EXERCISE DETAILS → Copy every line below precisely, leaving nothing out.

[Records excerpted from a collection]
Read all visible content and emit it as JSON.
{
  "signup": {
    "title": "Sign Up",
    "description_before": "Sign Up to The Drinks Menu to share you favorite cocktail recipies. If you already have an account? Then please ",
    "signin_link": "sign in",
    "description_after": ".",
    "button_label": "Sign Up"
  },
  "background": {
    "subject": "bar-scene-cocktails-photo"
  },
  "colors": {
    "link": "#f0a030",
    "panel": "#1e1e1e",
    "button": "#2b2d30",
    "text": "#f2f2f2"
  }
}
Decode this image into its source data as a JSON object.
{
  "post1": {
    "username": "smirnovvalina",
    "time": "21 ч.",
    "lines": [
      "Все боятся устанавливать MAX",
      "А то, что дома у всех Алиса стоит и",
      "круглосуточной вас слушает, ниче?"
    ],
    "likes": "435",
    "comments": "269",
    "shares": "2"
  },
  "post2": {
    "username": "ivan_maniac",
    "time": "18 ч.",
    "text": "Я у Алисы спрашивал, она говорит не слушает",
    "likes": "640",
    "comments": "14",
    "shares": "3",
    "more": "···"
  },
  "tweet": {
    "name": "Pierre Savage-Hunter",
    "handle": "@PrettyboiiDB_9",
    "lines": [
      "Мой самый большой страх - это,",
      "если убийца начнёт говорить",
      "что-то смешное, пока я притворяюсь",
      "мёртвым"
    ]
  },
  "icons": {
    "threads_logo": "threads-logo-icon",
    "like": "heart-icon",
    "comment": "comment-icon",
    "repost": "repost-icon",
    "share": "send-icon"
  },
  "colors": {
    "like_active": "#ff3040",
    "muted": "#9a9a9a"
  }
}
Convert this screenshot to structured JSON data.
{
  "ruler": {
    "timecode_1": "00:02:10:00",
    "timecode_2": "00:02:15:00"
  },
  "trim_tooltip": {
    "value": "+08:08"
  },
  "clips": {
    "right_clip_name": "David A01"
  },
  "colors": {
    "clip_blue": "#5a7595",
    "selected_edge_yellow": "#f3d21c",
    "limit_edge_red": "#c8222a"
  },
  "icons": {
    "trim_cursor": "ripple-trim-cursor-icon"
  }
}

WRITTEN ANSWER →
Read all visible content and emit it as JSON.
{
  "signup": {
    "title": "Sign Up",
    "description_before": "Sign Up to The Drinks Menu to share you favorite cocktail recipies. If you already have an account? Then please ",
    "signin_link": "sign in",
    "description_after": ".",
    "button_label": "Sign Up"
  },
  "background": {
    "subject": "bar-scene-cocktails-photo"
  },
  "colors": {
    "link": "#f0a030",
    "panel": "#1e1e1e",
    "button": "#2b2d30",
    "text": "#f2f2f2"
  }
}
Decode this image into its source data as a JSON object.
{
  "post1": {
    "username": "smirnovvalina",
    "time": "21 ч.",
    "lines": [
      "Все боятся устанавливать MAX",
      "А то, что дома у всех Алиса стоит и",
      "круглосуточной вас слушает, ниче?"
    ],
    "likes": "435",
    "comments": "269",
    "shares": "2"
  },
  "post2": {
    "username": "ivan_maniac",
    "time": "18 ч.",
    "text": "Я у Алисы спрашивал, она говорит не слушает",
    "likes": "640",
    "comments": "14",
    "shares": "3",
    "more": "···"
  },
  "tweet": {
    "name": "Pierre Savage-Hunter",
    "handle": "@PrettyboiiDB_9",
    "lines": [
      "Мой самый большой страх - это,",
      "если убийца начнёт говорить",
      "что-то смешное, пока я притворяюсь",
      "мёртвым"
    ]
  },
  "icons": {
    "threads_logo": "threads-logo-icon",
    "like": "heart-icon",
    "comment": "comment-icon",
    "repost": "repost-icon",
    "share": "send-icon"
  },
  "colors": {
    "like_active": "#ff3040",
    "muted": "#9a9a9a"
  }
}
Convert this screenshot to structured JSON data.
{
  "ruler": {
    "timecode_1": "00:02:10:00",
    "timecode_2": "00:02:15:00"
  },
  "trim_tooltip": {
    "value": "+08:08"
  },
  "clips": {
    "right_clip_name": "David A01"
  },
  "colors": {
    "clip_blue": "#5a7595",
    "selected_edge_yellow": "#f3d21c",
    "limit_edge_red": "#c8222a"
  },
  "icons": {
    "trim_cursor": "ripple-trim-cursor-icon"
  }
}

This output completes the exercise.